The Timeless Wisdom Collection is back with a new bunch of goodies! These are household tips I have collected from vintage magazines and articles dating back to the 1940’s and 1950’s, it’s an occasional feature I do here on Tipnut. Each of the tips are simple pieces of info shared between women back in the day.
This is a nice way to pick up some helpful ideas as well as take a look back in time when women used every little bit of anything they could in a purposeful way–they wasted nothing if they could help it. If an item was getting shabby, they found ways to brighten it instead of tossing it then running to Walmart for a $5 replacement shipped from China. Different times.
I’ll be sharing a few more vintage tip lists over the next few weeks, enjoy!
Timeless Wisdom Notes
- Ammonia sprinkled on a rag and wiped over window glass or mirrors is wonderful for cleaning them.
- Spilled medicine won’t smear the label if it is covered with a coat of clear nail polish.
- Have you ever tried to brighten rug colors by wiping an old soiled rug with a cloth wrung out of warm water to which ammonia and salt have been added?
- A paste of flour, vinegar and salt makes an excellent cleaner for brass, copper, or pewter. Let paste stand 1 hour on article, wipe off, wash and polish.
- To help remove the objectionable odor of new paint, place a bucket of water in the freshly painted room.
- Rub a bit of furniture wax on a soft cloth and pass it lightly over the writing on the package you must take in the rain to mail. Address will not blur.
- If you need a wide piece of wax paper, seal two strips together with a hot iron; it cools quickly.
- Linoleums can be cut and handled more easily if first placed in a warm room or sunlight for a few hours.
- Put a safety pin in a certain corner of the rug before you take it up. In this way you can distribute the wear and know how the rug was laid before.

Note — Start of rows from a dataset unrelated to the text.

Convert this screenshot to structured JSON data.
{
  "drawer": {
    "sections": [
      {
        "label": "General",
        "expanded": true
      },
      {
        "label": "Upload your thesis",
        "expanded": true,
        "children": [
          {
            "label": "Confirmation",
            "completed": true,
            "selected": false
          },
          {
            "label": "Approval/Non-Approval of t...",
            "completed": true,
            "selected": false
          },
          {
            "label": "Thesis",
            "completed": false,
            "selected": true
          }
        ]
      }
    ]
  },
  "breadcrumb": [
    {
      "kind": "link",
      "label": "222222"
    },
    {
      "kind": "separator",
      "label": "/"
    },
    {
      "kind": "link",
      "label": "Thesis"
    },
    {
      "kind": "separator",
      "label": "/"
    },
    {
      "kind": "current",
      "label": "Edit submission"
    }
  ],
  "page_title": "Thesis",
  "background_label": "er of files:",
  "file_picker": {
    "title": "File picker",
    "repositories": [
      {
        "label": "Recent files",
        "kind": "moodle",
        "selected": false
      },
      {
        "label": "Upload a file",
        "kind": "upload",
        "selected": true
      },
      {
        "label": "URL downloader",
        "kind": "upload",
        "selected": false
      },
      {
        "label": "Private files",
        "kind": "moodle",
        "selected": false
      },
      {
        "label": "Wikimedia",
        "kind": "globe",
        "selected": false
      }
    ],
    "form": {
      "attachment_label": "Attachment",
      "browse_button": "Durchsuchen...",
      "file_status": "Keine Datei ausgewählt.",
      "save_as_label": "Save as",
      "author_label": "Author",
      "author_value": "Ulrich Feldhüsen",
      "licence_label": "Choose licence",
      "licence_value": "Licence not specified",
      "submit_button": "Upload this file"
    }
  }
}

- An indispensable substitute for “chore girls” is made from a piece of screen wire about 10 inches square. Turn the edges in, then crinkle it into a ball.
- Put aside an old pair of white gloves and use them for cleaning the slats on your venetian blinds. Slip the gloves on and, with your fingers, you’ll be able to reach every mite of dust.
- For a new look in package tying–use several strands of left-over yarn as a satisfactory substitute for ribbon. These may be braided, the ends finished with small tassels, balls, bells, or tiny yarn dolls.
- Rubber tends to darken silverware, so never put anything made of rubber in the silver drawers. Use cord or ribbon to hold silver together–not rubber bands.
- To protect delicate china and fine glassware from chipping or breaking when washing, place a clean hand towel in the bottom of the dishpan–it acts as a pad.
- To remove the yellow stains from enameled bathtubs and wash basins, wash with salt and turpentine.
- White spots on furniture that has been caused by water, hot dishes, or alcohol, may be removed by rubbing the stains with camphorated oil or oil of peppermint.
- Wax candles will burn more slowly and for a longer period of time if they are chilled in the icebox several days before they are lighted.
- To save the oilcloth and prevent corners of new table oilcloth from cracking, take several strips of wide adhesive tape and crisscross it on the underside.
- Wrap a strip of adhesive tape around picture frame wire exactly at the center. This will keep the wire from slipping and always hold the picture in place.
- Furniture polish that has been stored in a cold place will penetrate the pores of the wood better if brought to room temperature before it is used.
- One of the best things for polishing mirrors and glass of all sorts after washing is crumpled tissue paper.
- Try putting linoleum pieces in the window seat where you keep your flowers. The jars, flower pots or the water will not mar or stain the linoleum, making it easy to keep clean.
- Hang rubber gloves with a piece of cellulose tape to a towel rack; this enables the air to get inside for quick drying and they will not stick together.
- A tin muffin pan may be painted with bright enamel and used for serving beverages; glasses won’t tip over and serving is made much easier.
- Save all left-over pieces of soap, either hand or laundry soap, and place in a can. Pour a small amount of water over them and place on back of stove, the soap will melt and form a jelly. This is ideal for washing dishes or clothes.
- If you have a brass or metal door knocker, wax it immediately after polishing. This practice will keep it bright.
- Plenty of elbow grease is bad for china and pottery. Hard rubbing and cleaning powders may cause the color to fade and damage the smooth finish.
- A gilt frame can be brightened by applying the white of an egg with a soft brush.